Paul Dano was creepy as could be. Disturbing. I don’t want to reveal too much, but they definitely tapped into the Joaquin Phoenix “this could be your neighbor down the street” kind of vibe. His intelligence seemed atypical, but his emotional scarring, his need to lash out, and his misguided social affiliations did not.
John Turturro played Carmen Falcone, a character I have never–ever–cared about … until now. Turturro made him strangely human–even likable–as his character helped with heinous actions.
Finally, though, I must give my MVP award to Colin Farrell. Farrell played the Penguin. This ain’t your previously established Penguin, though. Farrell was completely unrecognizable, and with that came a side of the actor that I’ve never seen. I still have trouble believing it was actually Colin Farrell. This man was boisterous, ugly, loud, and decidedly uncool. The opposite of Farrell in every way. He definitely squeezed every ounce from his character that he possibly could.
Matt Reeves wrote and directed The Batman. Yes, you can certainly trace moments of the film to comic book inspirations, but it also felt uniquely different. On one hand, Batman was in virtually every scene and in costume. That struck a chord with me because I remember in my younger days always wanting more Batman, less Bruce Wayne. It also felt far more grounded and realistic, even compared to Nolan’s films. Furthermore, between the rain, the action, the crowded sets, and the many, many close-ups, The Batman appeared to be a very difficult film to shoot. No angle looked easy; no scene took the simple way out.

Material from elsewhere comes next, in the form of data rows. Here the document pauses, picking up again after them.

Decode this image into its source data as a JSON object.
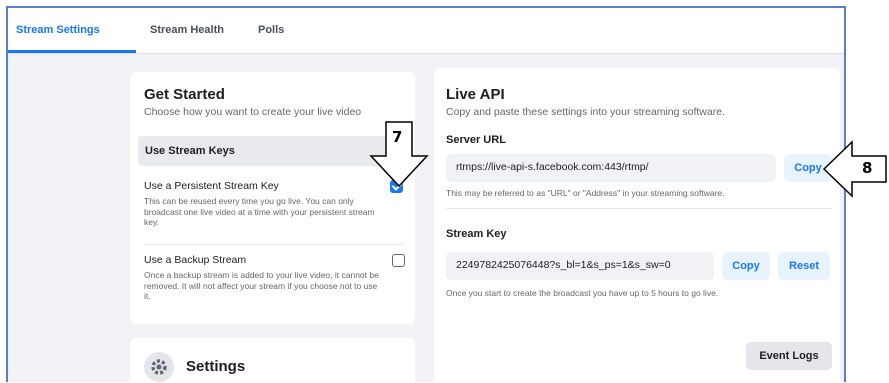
{
  "tabs": [
    "Stream Settings",
    "Stream Health",
    "Polls"
  ],
  "get_started": {
    "title": "Get Started",
    "subtitle": "Choose how you want to create your live video",
    "use_stream_keys": "Use Stream Keys",
    "persistent": {
      "label": "Use a Persistent Stream Key",
      "desc": "This can be reused every time you go live. You can only broadcast one live video at a time with your persistent stream key.",
      "checked": true
    },
    "backup": {
      "label": "Use a Backup Stream",
      "desc": "Once a backup stream is added to your live video, it cannot be removed. It will not affect your stream if you choose not to use it.",
      "checked": false
    }
  },
  "settings": {
    "title": "Settings",
    "icon": "gear-icon"
  },
  "live_api": {
    "title": "Live API",
    "subtitle": "Copy and paste these settings into your streaming software.",
    "server_url_label": "Server URL",
    "server_url_value": "rtmps://live-api-s.facebook.com:443/rtmp/",
    "server_url_note": "This may be referred to as \"URL\" or \"Address\" in your streaming software.",
    "copy_label": "Copy",
    "stream_key_label": "Stream Key",
    "stream_key_value": "2249782425076448?s_bl=1&s_ps=1&s_sw=0",
    "stream_key_copy": "Copy",
    "reset_label": "Reset",
    "stream_key_note": "Once you start to create the broadcast you have up to 5 hours to go live.",
    "event_logs_label": "Event Logs"
  },
  "callouts": {
    "seven": "7",
    "eight": "8"
  },
  "colors": {
    "accent": "#1877f2",
    "frame_border": "#5b7ec4",
    "page_bg": "#f0f2f5"
  }
}
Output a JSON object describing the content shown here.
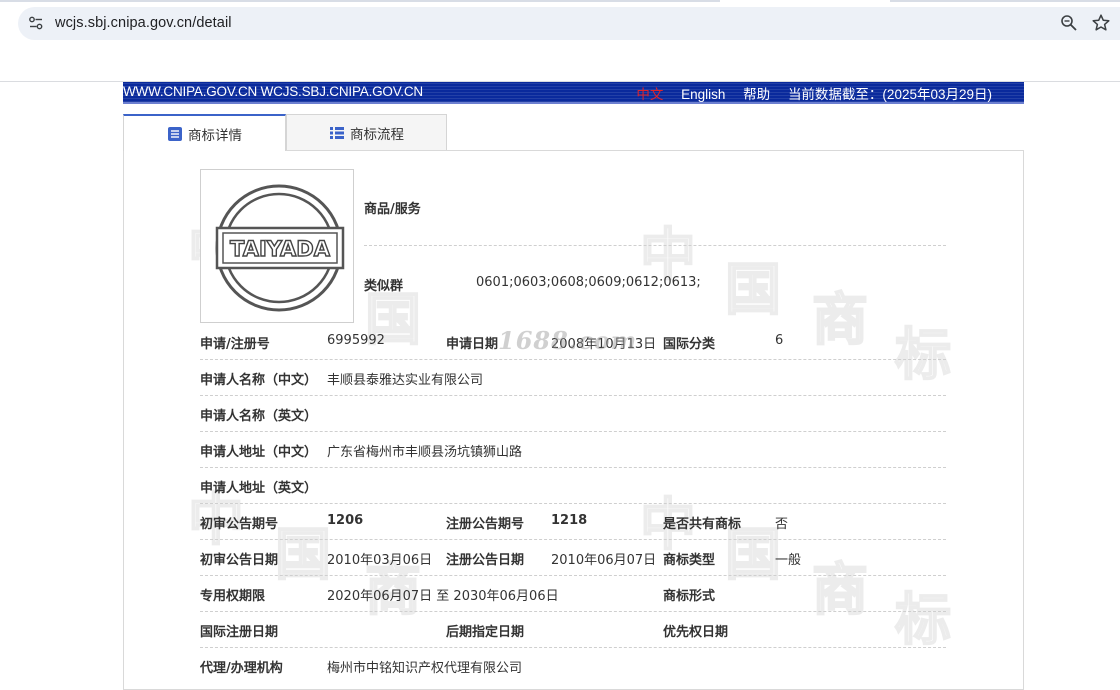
{
  "browser": {
    "url": "wcjs.sbj.cnipa.gov.cn/detail"
  },
  "banner": {
    "sites": "WWW.CNIPA.GOV.CN WCJS.SBJ.CNIPA.GOV.CN",
    "lang_cn": "中文",
    "lang_en": "English",
    "help": "帮助",
    "data_cutoff": "当前数据截至：(2025年03月29日)"
  },
  "tabs": [
    {
      "label": "商标详情",
      "icon": "document-icon",
      "active": true
    },
    {
      "label": "商标流程",
      "icon": "list-icon",
      "active": false
    }
  ],
  "logo": {
    "text": "TAIYADA"
  },
  "goods": {
    "label": "商品/服务",
    "similar_label": "类似群",
    "similar_value": "0601;0603;0608;0609;0612;0613;"
  },
  "watermark": {
    "chars": [
      "中",
      "国",
      "商",
      "标"
    ],
    "site_mark": "1688.com"
  },
  "details": {
    "reg_no_label": "申请/注册号",
    "reg_no": "6995992",
    "app_date_label": "申请日期",
    "app_date": "2008年10月13日",
    "intl_class_label": "国际分类",
    "intl_class": "6",
    "applicant_cn_label": "申请人名称（中文）",
    "applicant_cn": "丰顺县泰雅达实业有限公司",
    "applicant_en_label": "申请人名称（英文）",
    "applicant_en": "",
    "address_cn_label": "申请人地址（中文）",
    "address_cn": "广东省梅州市丰顺县汤坑镇狮山路",
    "address_en_label": "申请人地址（英文）",
    "address_en": "",
    "prelim_no_label": "初审公告期号",
    "prelim_no": "1206",
    "reg_pub_no_label": "注册公告期号",
    "reg_pub_no": "1218",
    "shared_label": "是否共有商标",
    "shared": "否",
    "prelim_date_label": "初审公告日期",
    "prelim_date": "2010年03月06日",
    "reg_pub_date_label": "注册公告日期",
    "reg_pub_date": "2010年06月07日",
    "type_label": "商标类型",
    "type": "一般",
    "period_label": "专用权期限",
    "period": "2020年06月07日 至 2030年06月06日",
    "form_label": "商标形式",
    "form": "",
    "intl_reg_date_label": "国际注册日期",
    "intl_reg_date": "",
    "later_date_label": "后期指定日期",
    "later_date": "",
    "priority_date_label": "优先权日期",
    "priority_date": "",
    "agent_label": "代理/办理机构",
    "agent": "梅州市中铭知识产权代理有限公司"
  },
  "colors": {
    "banner_bg": "#0a2a9c",
    "tab_accent": "#3b63c9",
    "lang_highlight": "#e0232a"
  }
}
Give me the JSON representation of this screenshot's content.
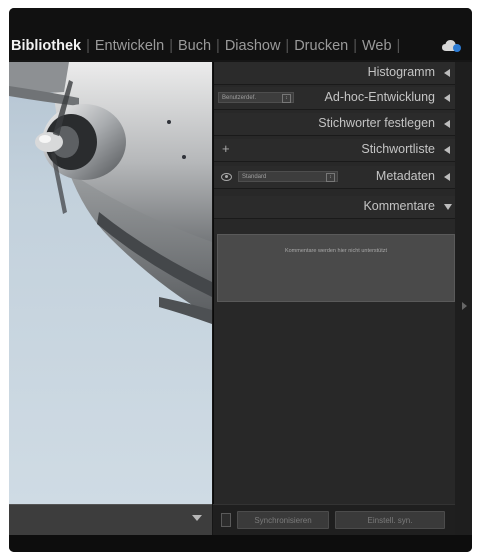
{
  "modules": [
    {
      "label": "Bibliothek",
      "active": true
    },
    {
      "label": "Entwickeln",
      "active": false
    },
    {
      "label": "Buch",
      "active": false
    },
    {
      "label": "Diashow",
      "active": false
    },
    {
      "label": "Drucken",
      "active": false
    },
    {
      "label": "Web",
      "active": false
    }
  ],
  "separator": "|",
  "panel": {
    "histogram": {
      "title": "Histogramm"
    },
    "quick_develop": {
      "title": "Ad-hoc-Entwicklung",
      "preset": "Benutzerdef."
    },
    "keywording": {
      "title": "Stichworter festlegen"
    },
    "keyword_list": {
      "title": "Stichwortliste",
      "add": "+"
    },
    "metadata": {
      "title": "Metadaten",
      "preset": "Standard"
    },
    "comments": {
      "title": "Kommentare",
      "message": "Kommentare werden hier nicht unterstützt"
    },
    "sync_button": "Synchronisieren",
    "defaults_button": "Einstell. syn."
  },
  "colors": {
    "background": "#161616",
    "panel": "#282828",
    "active_text": "#f2f2f2",
    "inactive_text": "#9a9a9a"
  },
  "icons": {
    "cloud": "cloud-sync-icon",
    "eye": "eye-icon",
    "filmstrip": "chevron-down-icon",
    "side": "chevron-right-icon"
  }
}
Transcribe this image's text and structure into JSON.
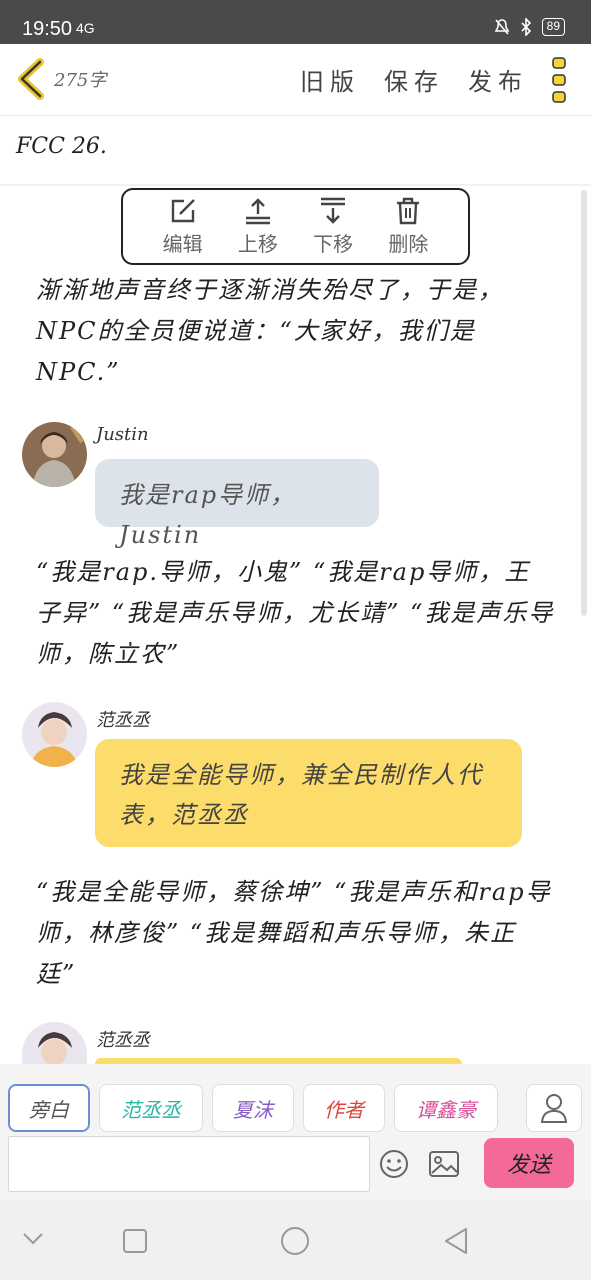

As I’m sure you’ve gathered, I highly recommend The Batman. Believe it or not, it’s different from any other Batman you’ve seen before. And while I can’t believe I’m saying it, Robert Pattinson’s performance while wearing a mask and Colin Farrell’s performance while wearing copious amounts of makeup proved to be what I enjoyed most. It’s largely a performance driven film, which sounds ridiculous, but is true. I consider The Batman a victory in every facet.
By the way, my sincere apologies to the 1989 Batmobile, but you’ve been put on alert. The 2022 Batmobile is somehow even cooler and looks like something that could actually function on the roads as intended. I’m not saying it’s replacing the 1989 Batmobile as my favorite … but it is in contention.